A Snapshot of Isolation
John is 82 years old and lives alone in his suburban home. He no longer drives and finds it increasingly difficult to get around due to severe arthritis. John’s daughter visits once a week to take him shopping. Although he appreciates his daughter’s visits, John feels lonely and would like to get out to see his friends at the VFW hall. He doesn’t like spending so much time alone.
What is Isolation?
6.7 million, or 17%, of adults aged 65 and older are isolated (www.Connect2Affect.org). There are two components of isolation – social isolation and loneliness. Social isolation is the lack of connection with other people, one’s community, and resources and supports. Loneliness is the feeling of being isolated and alone.

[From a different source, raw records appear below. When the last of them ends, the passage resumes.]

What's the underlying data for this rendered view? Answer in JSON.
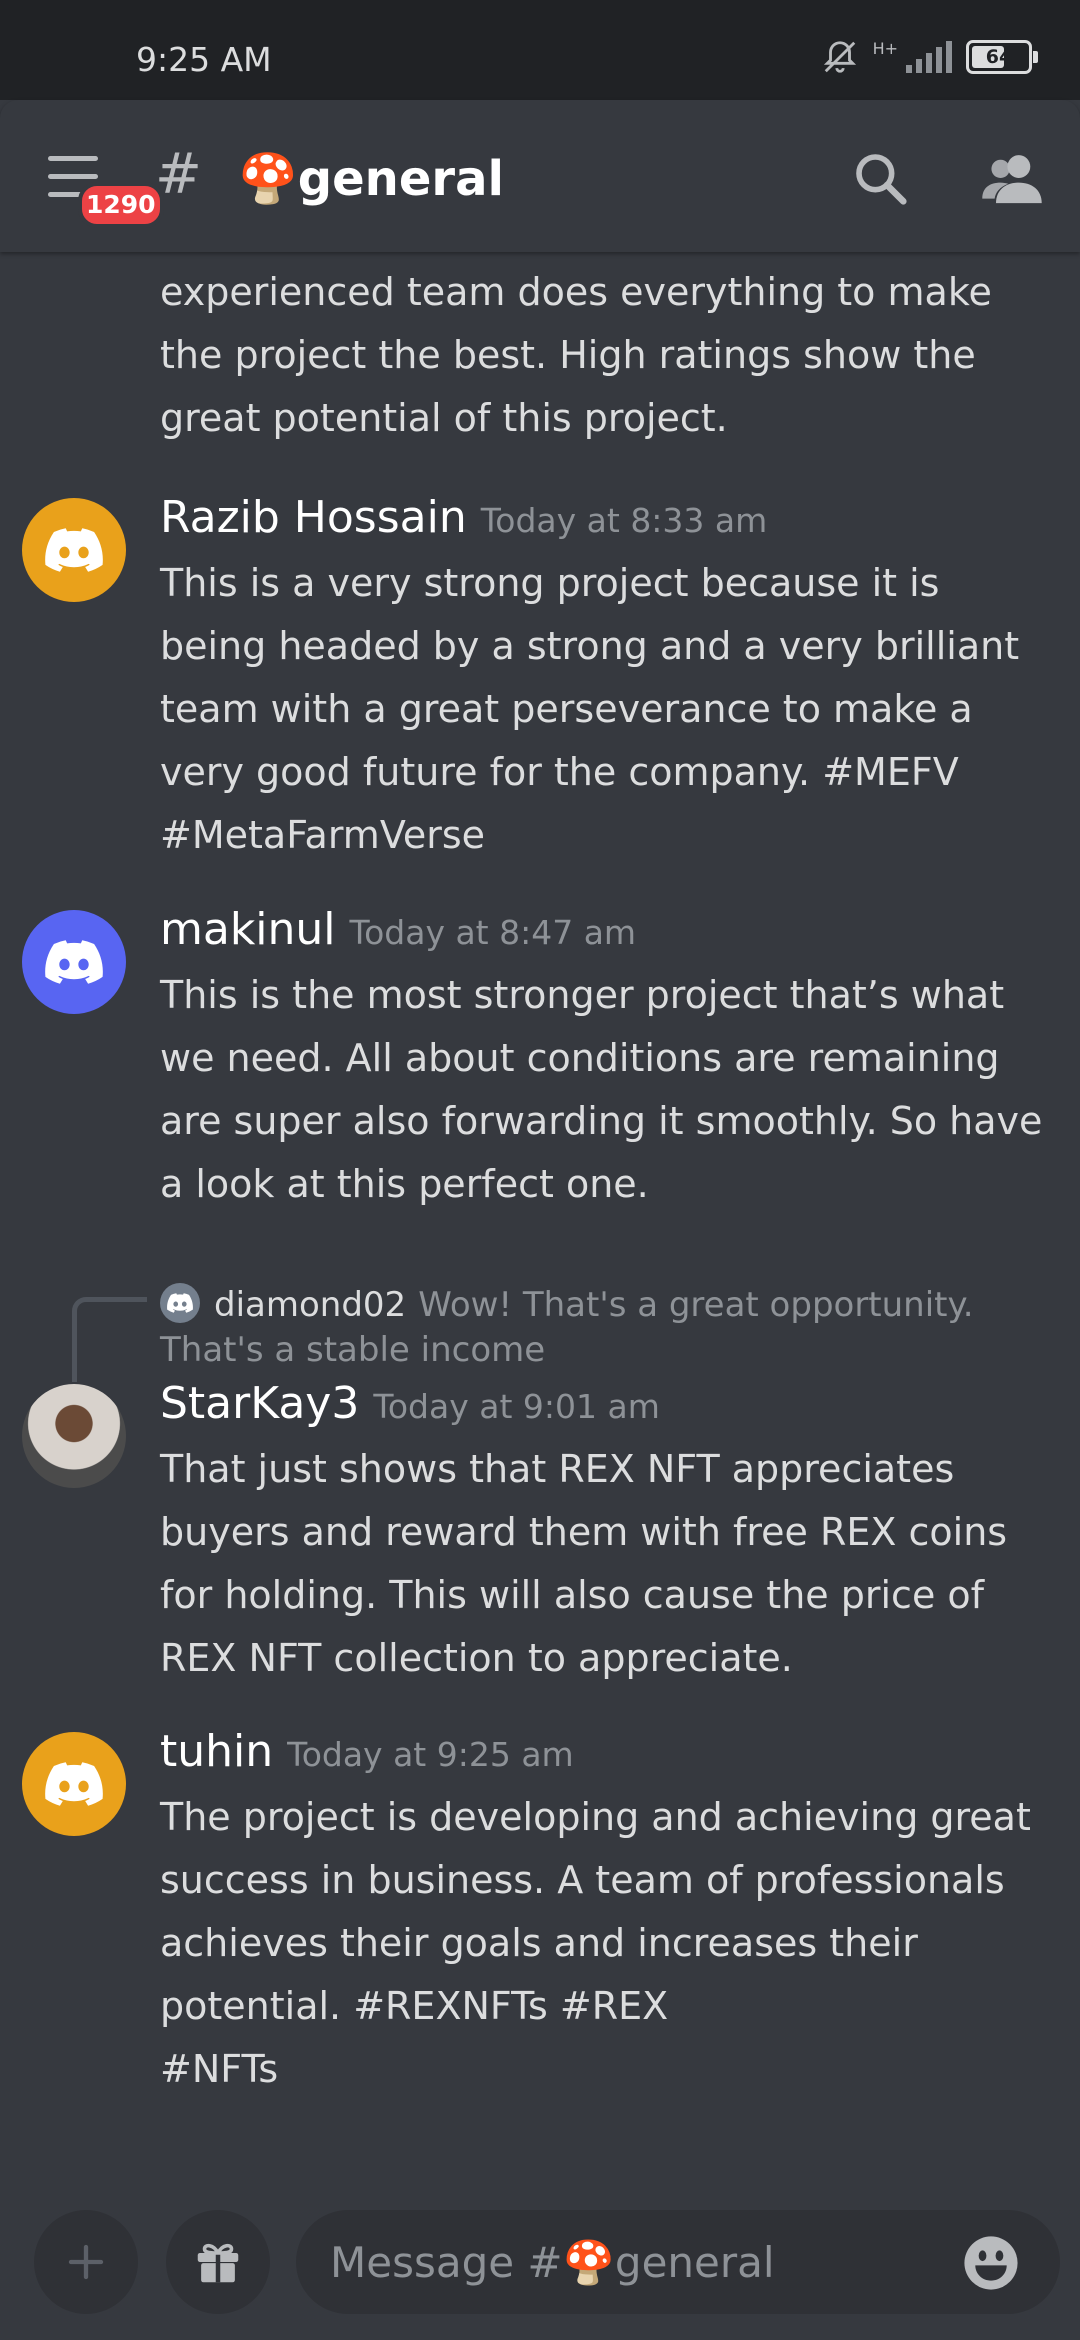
{
  "status": {
    "time": "9:25 AM",
    "network": "H+",
    "battery": "64",
    "battery_level": 0.64
  },
  "header": {
    "badge": "1290",
    "hash": "#",
    "channel": "🍄general"
  },
  "messages": [
    {
      "id": "partial",
      "body": "REX NFT project is growing very fast. An experienced team does everything to make the project the best. High ratings show the great potential of this project."
    },
    {
      "id": "m1",
      "author": "Razib Hossain",
      "time": "Today at 8:33 am",
      "avatar": "orange",
      "body": "This is a very strong project because it is being headed by a strong and a very brilliant team with a great perseverance to make a very good future for the company. #MEFV #MetaFarmVerse"
    },
    {
      "id": "m2",
      "author": "makinul",
      "time": "Today at 8:47 am",
      "avatar": "blurple",
      "body": "This is the most stronger project that’s what we need. All about conditions are remaining are super also forwarding it smoothly. So have a look at this perfect one."
    },
    {
      "id": "m3",
      "reply": {
        "author": "diamond02",
        "text": "Wow! That's a great opportunity.",
        "text_cont": "That's a stable income"
      },
      "author": "StarKay3",
      "time": "Today at 9:01 am",
      "avatar": "photo",
      "body": "That just shows that REX NFT appreciates buyers and reward them with free REX coins for holding. This will also cause the price of REX NFT collection to appreciate."
    },
    {
      "id": "m4",
      "author": "tuhin",
      "time": "Today at 9:25 am",
      "avatar": "orange",
      "body_lines": [
        "The project is developing and achieving great success in business. A team of professionals achieves their goals and increases their potential. #REXNFTs #REX",
        "#NFTs"
      ]
    }
  ],
  "composer": {
    "placeholder": "Message #🍄general"
  },
  "colors": {
    "background": "#36393f",
    "statusbar": "#202225",
    "orange_avatar": "#e9a11b",
    "blurple_avatar": "#5865f2",
    "badge": "#ed4245"
  },
  "icons": [
    "menu-icon",
    "search-icon",
    "members-icon",
    "discord-logo-icon",
    "plus-icon",
    "gift-icon",
    "emoji-icon",
    "bell-off-icon"
  ]
}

Loneliness is feeling alone whereas isolation is being alone.
Many Factors Can Increase Risk of Isolation
- Living alone
- Mobility challenges
- Chronic illnesses and disabilities
- Transportation barriers
- Limited social support systems
- Living in unsafe, inaccessible or rural communities
- Low income and limited financial resources
- Cognitive and mental health challenges
- Language barriers
- Age, racial, ethnic, sexual orientation and/or gender identity barriers
- Caregiving for someone with a serious condition
Source: AARP Foundation, May 2012. Framework for Isolation in Adults Over 50
Social Isolation is a Serious Health Issue
- Growing evidence shows that isolation is a major health issue like diabetes or obesity and negatively impacts the health and wellbeing of seniors.
- Isolation may also place seniors at increased risk for abuse, neglect and exploitation.
- One study has linked the health risks of ongoing isolation with smoking 15 cigarettes daily.
Source: Cornwell, Waite (2009). Social Disconnectedness, Perceived Isolation, and Health Among Older Adults.
Source: Holt, Lunstad (2015). Loneliness and Social Isolation as Risk Factors for Mortality.
Get and Stay Connected!
The Agency on Agency Northeastern Illinois is actively working with Illinois Area Agencies on Aging and the Department on Aging on a coordinated strategy to combat social isolation. Stay tuned as we continue to expand resources and begin new initiatives to prevent social isolation and promote a positive quality of life for all! *Keep connected with us — Facebook, Twitter, Aging Report
Get Connected to Services and Resources in Your Community:
Senior Nutrition Programs
Eldercare Locator: Expand Your Circles – Prevent Isolation and Loneliness As You Age